Kasho felt drained and light-headed as he left. There was no sign of Gemba and he wondered if he would find his way back to the hall and if there would be still be any food. As he walked through the cloister he saw the main gate was open. Someone was arriving; porters were lowering a palanquin. He wanted to loiter to see who it was but the gardener monk was walking across the courtyard towards him, carrying a bowl.
‘I saved some food for you,’ the man said.
‘Thank you,’ he replied. ‘I am to be called Kasho.’
The monk made a movement as if he was going to bow but then thought better of it.
‘It is a fine name,’ he said gravely. ‘Come, I’ll show you the way back.’
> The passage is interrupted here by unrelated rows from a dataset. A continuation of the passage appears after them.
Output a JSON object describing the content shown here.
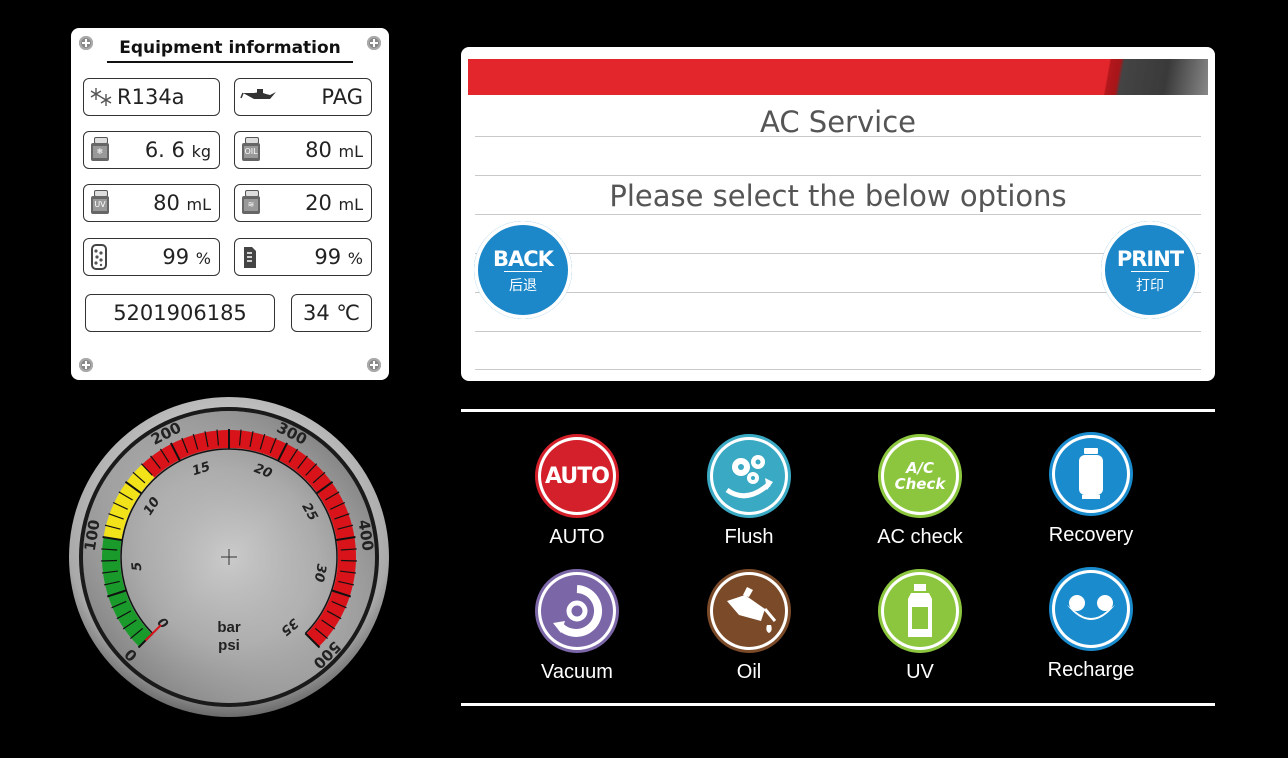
{
  "equipment": {
    "title": "Equipment information",
    "refrigerant": "R134a",
    "oil_type": "PAG",
    "refrigerant_weight": "6. 6",
    "refrigerant_weight_unit": "kg",
    "oil_volume": "80",
    "oil_volume_unit": "mL",
    "uv_volume": "80",
    "uv_volume_unit": "mL",
    "drain_volume": "20",
    "drain_volume_unit": "mL",
    "filter_percent": "99",
    "filter_percent_unit": "%",
    "pump_oil_percent": "99",
    "pump_oil_percent_unit": "%",
    "serial": "5201906185",
    "temperature": "34 ℃",
    "icons": {
      "oil_label": "OIL",
      "uv_label": "UV"
    }
  },
  "gauge": {
    "psi_labels": [
      "0",
      "100",
      "200",
      "300",
      "400",
      "500"
    ],
    "bar_labels": [
      "0",
      "5",
      "10",
      "15",
      "20",
      "25",
      "30",
      "35"
    ],
    "unit_bar": "bar",
    "unit_psi": "psi",
    "value_psi": 0,
    "zones": {
      "green": "#1a9a2a",
      "yellow": "#f2e21a",
      "red": "#d8141a"
    }
  },
  "service": {
    "title": "AC Service",
    "subtitle": "Please select the below options",
    "back": {
      "label": "BACK",
      "sub": "后退"
    },
    "print": {
      "label": "PRINT",
      "sub": "打印"
    },
    "bar_color": "#e2262b"
  },
  "functions": [
    {
      "label": "AUTO",
      "icon": "auto-icon",
      "icon_text": "AUTO",
      "color": "#d3202a"
    },
    {
      "label": "Flush",
      "icon": "flush-icon",
      "color": "#3aa9c4"
    },
    {
      "label": "AC check",
      "icon": "ac-check-icon",
      "icon_text": "A/C Check",
      "color": "#8cc63e"
    },
    {
      "label": "Recovery",
      "icon": "recovery-icon",
      "color": "#1a8ccd"
    },
    {
      "label": "Vacuum",
      "icon": "vacuum-icon",
      "color": "#7b66a8"
    },
    {
      "label": "Oil",
      "icon": "oil-icon",
      "color": "#7b4a28"
    },
    {
      "label": "UV",
      "icon": "uv-icon",
      "color": "#8cc63e"
    },
    {
      "label": "Recharge",
      "icon": "recharge-icon",
      "color": "#1a8ccd"
    }
  ]
}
Hisao was still sitting on the verandah, tossing the knife idly from palm to palm. The temple was quiet. Melting snow dripped from the eaves. The sky was clear; already the sun was slipping towards the west. It would be a cold night with a deep frost; the snowmelt would form icicles. From far away Kasho could hear the droning sound of one of the teachers dictating a sacred script. It should not be like that, so dry and dull. It should be full of joy. He felt an overwhelming desire to sing the words. He kept his mouth firmly shut, not wanting Hisao to mock him. ‘Sit down and eat,’ the monk said. ‘I must go back to work, and then you must join the other boys.’ He turned to Hisao. ‘Shouldn’t you be at your studies too?’
‘It’s been decided that I am unteachable,’ Hisao replied. ‘So there’s no point in me being bored for hours.’
‘Just lounging here must be more boring,’ the monk observed.
‘What right do you have to judge me?’ Hisao retorted. ‘Don’t you know I’m Lord Otori’s son?’
The other did not reply but gave Hisao a look of such contempt that it hurt Kasho to see it. He put all his attention on the food – a gruel of millet with arrowroot tubers and a few sprigs of mizuna.
‘He’s taken a fancy to you,’ Hisao said as the monk walked away with his slow deliberate stride. ‘Not surprising, a pretty boy like you. Watch out or he’ll have his hands all over you. They’re all the same. Did the Abbot try anything?’
‘Of course not!’ Kasho vowed he would never tell Hisao or anyone else what had happened, already fearing it would all fade and he would forget it, along with everything else. ‘I wonder who that fellow is,’ Hisao said. ‘He doesn’t look like a monk to me.’
‘Well, he is a gardener. He probably isn’t a proper monk.’ ‘He must want something from you.’
‘He was being kind, that’s all.’ Kasho drank the last mouthful of gruel and stood up. As he walked away Hisao called after him, ‘No one’s kind for no reason. Everyone expects something in exchange.’
Brand Manager and Head of the Realm at Hachette Australia Books. Mutant power: Aggressive humour. Lifelong Trekkie (I don’t find that offensive) comic book reader and former proud bookseller. Likes: Literary, contemporary and speculative fiction. Dislikes: Haters. Ideal date: My birthday.